Carrying their tax receipts, the Armenian priest and village leaders went out to meet the Ottoman Turks. They wanted to prove they were no part of the tax protest, which the sultan had sent his troops to crush. The commander was unimpressed though the paperwork was in order and the delegation begged for mercy. His force surrounded the village and then bayoneted every human being therein.1 Other Ottoman forces followed suit throughout the region, and eventually, well over a million Armenians lay dead.2 Apparently, taxes were not the real issue after all.3
Infused by a “Protestant work ethic,” 19th- and early 20th-century Armenians were generally more affluent than their neighbors in today’s eastern Turkey:
A disproportionate number of Armenians were successful in small business, trade, and commerce; they were artisans, craftsmen, and farmers as well as teachers, clergy, and physicians . . . With the coming of the missionaries, a new class of educated and intellectual Armenians had emerged as an academic elite throughout the [Ottoman] empire . . . Armenian homes, whether modest or affluent, were often furnished with art, artifacts, carpets, and European furniture.4
As Christians in a Muslim empire, they suffered as “infidels” in many ways. They could not testify on their own behalf in the Islamic court system.5 They had to dismount their horses in the presence of Muslims.6 They could not own weapons.7 They were subject to “boy collection,” whereby Ottoman officials could simply take and “convert” their children for purposes of slavery.8 And they were victims of an abusive tax system, which included the following:
1. Tax “Farming”: Tax-collection rights were bid-out, and the winners were those who harvested the most revenues, however ruthless and criminal the tactics.9 (Similar tax collectors were despised in Jesus’ day.)
2. Military Exemption Tax: Christians were barred from the military and then taxed for their “exemption.”10
3. Hospitality Tax: Government officials enjoyed free lodging and food for three days each year in an Armenian home.11
4. Winter-Quartering Obligation: This entitled Kurds and Turks—and their families and animals—to lodge with Armenians during the coldest months.12
5. Double-Taxation: Official collectors would come round a second time, insisting that it was their first visit.13
6. Protection Fees: Turkish chieftains demanded special payments to withhold the rape and kidnap of Armenian women.14 Rival clans could each collect money for protection from the other.15
Human rights watchdogs typically focus on atrocities and spend little time on tax systems. But as the Armenian case demonstrates, an abusive tax system can indicate deep, menacing contempt, which can erupt in broader abuse. In former days, miners carried canaries into the mines to give early warning of toxic gases. When the canaries stopped singing, miners suspected an emergency.

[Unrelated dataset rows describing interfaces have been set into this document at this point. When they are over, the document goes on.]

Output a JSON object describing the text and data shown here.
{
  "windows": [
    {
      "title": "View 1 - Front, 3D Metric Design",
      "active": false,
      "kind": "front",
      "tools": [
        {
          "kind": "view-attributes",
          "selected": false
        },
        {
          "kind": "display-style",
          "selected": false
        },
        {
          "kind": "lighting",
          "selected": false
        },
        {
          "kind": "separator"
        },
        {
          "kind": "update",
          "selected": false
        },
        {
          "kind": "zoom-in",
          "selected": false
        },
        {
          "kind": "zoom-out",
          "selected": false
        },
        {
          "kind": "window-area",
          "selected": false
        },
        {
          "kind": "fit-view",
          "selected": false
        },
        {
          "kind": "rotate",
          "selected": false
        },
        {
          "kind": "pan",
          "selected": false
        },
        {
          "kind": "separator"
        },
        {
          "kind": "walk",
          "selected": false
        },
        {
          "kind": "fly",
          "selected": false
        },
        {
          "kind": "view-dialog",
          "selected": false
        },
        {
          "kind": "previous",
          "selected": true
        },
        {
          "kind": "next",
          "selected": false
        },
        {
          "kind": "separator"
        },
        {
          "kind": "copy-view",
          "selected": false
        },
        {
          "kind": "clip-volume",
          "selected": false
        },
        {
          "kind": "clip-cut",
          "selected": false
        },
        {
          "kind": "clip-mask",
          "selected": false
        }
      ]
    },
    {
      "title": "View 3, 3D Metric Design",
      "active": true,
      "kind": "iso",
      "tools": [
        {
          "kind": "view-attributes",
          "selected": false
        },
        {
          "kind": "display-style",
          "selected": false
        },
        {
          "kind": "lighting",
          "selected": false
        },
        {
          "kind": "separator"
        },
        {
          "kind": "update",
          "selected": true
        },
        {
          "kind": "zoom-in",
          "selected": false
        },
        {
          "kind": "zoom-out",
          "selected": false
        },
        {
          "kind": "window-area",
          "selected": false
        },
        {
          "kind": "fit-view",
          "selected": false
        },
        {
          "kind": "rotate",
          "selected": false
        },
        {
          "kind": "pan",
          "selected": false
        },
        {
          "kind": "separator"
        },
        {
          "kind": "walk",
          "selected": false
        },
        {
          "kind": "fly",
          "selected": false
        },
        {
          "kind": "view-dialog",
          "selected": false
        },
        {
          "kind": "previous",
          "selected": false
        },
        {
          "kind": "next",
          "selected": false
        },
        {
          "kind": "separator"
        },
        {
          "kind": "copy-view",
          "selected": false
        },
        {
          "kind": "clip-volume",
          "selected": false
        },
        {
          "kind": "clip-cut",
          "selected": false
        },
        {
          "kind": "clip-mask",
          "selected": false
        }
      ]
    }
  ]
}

Similarly, statesmen and citizens should scrutinize their revenue systems for unholy resentments buried in the tax tables. They can be early indicators of social pathologies to come.
article adapted from Kairos Journal
First Baptist Church of Perryville is located on Rt. 40 at 4800 W. Pulaski Hwy.